Extracted data:
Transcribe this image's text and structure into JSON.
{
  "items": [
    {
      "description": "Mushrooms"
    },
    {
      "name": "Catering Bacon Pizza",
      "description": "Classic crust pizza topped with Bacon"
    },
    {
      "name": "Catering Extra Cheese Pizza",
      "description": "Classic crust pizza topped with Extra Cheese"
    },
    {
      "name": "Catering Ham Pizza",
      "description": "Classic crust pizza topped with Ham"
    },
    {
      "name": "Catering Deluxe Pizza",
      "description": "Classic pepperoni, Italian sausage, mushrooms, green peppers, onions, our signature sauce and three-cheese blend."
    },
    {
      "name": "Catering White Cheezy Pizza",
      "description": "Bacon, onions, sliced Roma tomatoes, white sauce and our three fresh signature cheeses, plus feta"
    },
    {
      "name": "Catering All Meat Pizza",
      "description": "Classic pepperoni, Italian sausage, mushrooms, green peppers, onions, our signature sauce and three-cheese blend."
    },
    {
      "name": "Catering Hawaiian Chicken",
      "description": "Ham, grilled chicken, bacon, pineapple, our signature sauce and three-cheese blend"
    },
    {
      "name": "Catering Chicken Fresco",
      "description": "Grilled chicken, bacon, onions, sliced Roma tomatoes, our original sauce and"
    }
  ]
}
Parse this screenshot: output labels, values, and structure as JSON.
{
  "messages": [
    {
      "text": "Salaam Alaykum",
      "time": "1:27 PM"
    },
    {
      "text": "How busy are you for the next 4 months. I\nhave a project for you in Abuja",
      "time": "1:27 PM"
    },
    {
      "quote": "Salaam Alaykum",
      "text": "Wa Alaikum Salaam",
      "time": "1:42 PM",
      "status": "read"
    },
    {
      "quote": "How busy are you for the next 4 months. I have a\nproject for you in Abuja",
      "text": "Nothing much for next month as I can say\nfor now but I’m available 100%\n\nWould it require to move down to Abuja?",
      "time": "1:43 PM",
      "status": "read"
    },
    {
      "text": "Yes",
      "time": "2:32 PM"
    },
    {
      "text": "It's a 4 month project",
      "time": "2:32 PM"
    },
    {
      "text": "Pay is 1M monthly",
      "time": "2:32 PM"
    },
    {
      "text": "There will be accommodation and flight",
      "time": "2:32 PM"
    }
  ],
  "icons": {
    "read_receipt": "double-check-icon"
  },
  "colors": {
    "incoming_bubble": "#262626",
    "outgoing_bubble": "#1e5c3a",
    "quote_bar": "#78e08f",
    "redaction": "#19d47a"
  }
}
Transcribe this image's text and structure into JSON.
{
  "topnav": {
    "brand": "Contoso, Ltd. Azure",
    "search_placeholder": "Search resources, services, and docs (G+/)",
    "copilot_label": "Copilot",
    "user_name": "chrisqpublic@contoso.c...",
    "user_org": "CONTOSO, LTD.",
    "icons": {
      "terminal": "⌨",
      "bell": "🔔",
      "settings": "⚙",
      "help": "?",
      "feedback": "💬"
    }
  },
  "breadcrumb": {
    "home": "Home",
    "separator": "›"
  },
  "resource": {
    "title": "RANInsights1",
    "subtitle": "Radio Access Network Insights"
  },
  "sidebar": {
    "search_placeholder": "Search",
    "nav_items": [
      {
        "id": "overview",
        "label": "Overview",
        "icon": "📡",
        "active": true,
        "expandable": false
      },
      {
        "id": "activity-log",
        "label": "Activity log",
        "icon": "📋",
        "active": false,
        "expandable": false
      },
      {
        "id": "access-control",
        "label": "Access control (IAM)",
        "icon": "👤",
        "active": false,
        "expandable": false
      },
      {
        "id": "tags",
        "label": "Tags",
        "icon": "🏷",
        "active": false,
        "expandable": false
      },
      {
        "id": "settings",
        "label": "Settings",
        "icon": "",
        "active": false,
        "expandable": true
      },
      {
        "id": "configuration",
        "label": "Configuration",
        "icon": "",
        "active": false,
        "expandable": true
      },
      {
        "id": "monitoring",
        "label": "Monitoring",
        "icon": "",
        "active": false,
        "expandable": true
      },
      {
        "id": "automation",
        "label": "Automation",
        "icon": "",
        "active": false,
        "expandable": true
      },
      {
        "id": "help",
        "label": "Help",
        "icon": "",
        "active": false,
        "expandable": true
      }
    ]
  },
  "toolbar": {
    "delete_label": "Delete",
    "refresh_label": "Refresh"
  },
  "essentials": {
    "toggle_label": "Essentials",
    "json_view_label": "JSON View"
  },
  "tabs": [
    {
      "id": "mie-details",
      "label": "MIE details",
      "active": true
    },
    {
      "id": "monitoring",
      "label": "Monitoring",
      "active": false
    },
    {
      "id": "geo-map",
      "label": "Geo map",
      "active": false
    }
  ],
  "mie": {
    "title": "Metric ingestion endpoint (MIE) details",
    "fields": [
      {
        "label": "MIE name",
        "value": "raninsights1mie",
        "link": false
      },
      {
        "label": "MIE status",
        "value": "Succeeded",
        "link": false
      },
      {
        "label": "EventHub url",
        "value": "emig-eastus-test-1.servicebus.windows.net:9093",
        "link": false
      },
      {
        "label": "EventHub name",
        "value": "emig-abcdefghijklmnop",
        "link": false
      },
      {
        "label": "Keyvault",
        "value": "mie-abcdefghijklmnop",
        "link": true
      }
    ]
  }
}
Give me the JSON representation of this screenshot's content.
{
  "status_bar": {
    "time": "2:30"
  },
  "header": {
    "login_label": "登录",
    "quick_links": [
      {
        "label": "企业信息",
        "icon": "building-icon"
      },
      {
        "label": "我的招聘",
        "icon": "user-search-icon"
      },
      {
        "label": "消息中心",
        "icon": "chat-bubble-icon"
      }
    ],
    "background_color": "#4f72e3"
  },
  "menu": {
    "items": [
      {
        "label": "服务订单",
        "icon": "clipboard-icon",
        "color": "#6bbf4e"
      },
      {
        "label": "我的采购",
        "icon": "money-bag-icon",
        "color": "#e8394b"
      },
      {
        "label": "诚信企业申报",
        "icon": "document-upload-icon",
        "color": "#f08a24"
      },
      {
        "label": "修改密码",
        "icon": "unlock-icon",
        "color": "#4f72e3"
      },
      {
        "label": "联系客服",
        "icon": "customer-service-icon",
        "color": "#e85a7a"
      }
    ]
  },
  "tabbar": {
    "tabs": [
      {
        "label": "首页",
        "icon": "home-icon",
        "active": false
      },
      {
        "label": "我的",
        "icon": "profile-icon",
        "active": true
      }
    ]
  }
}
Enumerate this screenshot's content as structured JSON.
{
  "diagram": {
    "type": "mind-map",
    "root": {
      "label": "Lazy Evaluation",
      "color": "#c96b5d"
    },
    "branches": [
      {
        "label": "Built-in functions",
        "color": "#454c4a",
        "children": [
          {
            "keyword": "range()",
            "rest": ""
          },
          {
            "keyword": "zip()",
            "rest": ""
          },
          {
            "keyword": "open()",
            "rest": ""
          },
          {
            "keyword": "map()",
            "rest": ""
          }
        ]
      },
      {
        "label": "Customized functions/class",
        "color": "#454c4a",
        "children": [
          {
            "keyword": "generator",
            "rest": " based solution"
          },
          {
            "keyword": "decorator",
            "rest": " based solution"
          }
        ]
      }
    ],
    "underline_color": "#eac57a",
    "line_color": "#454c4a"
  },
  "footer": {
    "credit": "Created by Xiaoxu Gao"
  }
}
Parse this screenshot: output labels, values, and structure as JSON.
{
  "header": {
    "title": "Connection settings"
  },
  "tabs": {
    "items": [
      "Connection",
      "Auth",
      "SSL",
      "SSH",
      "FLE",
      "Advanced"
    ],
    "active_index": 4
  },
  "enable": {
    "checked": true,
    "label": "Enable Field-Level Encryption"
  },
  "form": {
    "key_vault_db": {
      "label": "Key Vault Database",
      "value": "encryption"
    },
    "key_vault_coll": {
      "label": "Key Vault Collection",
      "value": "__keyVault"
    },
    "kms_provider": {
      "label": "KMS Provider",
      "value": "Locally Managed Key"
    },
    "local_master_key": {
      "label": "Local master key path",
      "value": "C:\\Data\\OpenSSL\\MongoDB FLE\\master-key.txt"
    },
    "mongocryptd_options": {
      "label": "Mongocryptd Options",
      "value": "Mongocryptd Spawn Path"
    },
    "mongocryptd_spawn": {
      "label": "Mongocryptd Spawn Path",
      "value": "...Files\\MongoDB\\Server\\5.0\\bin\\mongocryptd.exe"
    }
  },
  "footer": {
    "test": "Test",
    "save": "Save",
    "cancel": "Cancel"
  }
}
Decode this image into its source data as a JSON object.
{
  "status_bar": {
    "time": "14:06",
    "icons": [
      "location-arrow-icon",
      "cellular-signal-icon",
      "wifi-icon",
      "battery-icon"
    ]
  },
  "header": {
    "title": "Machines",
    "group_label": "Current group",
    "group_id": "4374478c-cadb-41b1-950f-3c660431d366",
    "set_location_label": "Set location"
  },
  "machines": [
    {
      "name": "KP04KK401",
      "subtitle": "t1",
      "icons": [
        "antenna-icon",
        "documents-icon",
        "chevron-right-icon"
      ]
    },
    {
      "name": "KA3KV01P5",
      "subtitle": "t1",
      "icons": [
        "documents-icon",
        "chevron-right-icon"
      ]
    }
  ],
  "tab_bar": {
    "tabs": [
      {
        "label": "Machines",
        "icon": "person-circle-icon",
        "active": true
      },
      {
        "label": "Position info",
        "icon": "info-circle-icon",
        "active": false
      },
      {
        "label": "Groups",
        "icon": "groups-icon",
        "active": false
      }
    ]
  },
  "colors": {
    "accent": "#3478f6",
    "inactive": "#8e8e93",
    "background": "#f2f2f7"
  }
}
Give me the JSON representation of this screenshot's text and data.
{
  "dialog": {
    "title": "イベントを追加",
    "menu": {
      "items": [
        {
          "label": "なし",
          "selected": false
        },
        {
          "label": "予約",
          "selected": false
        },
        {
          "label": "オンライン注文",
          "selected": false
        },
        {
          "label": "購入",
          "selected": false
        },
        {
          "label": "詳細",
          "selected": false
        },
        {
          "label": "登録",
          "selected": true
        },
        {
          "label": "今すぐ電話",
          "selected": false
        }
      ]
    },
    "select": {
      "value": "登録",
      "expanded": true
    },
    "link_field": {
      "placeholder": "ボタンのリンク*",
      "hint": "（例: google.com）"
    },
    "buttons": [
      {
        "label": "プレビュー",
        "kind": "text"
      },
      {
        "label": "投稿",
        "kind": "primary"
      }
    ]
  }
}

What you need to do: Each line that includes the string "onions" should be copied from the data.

Answer section:
      "description": "Classic pepperoni, Italian sausage, mushrooms, green peppers, onions, our signature sauce and three-cheese blend."
      "description": "Bacon, onions, sliced Roma tomatoes, white sauce and our three fresh signature cheeses, plus feta"
      "description": "Classic pepperoni, Italian sausage, mushrooms, green peppers, onions, our signature sauce and three-cheese blend."
      "description": "Grilled chicken, bacon, onions, sliced Roma tomatoes, our original sauce and"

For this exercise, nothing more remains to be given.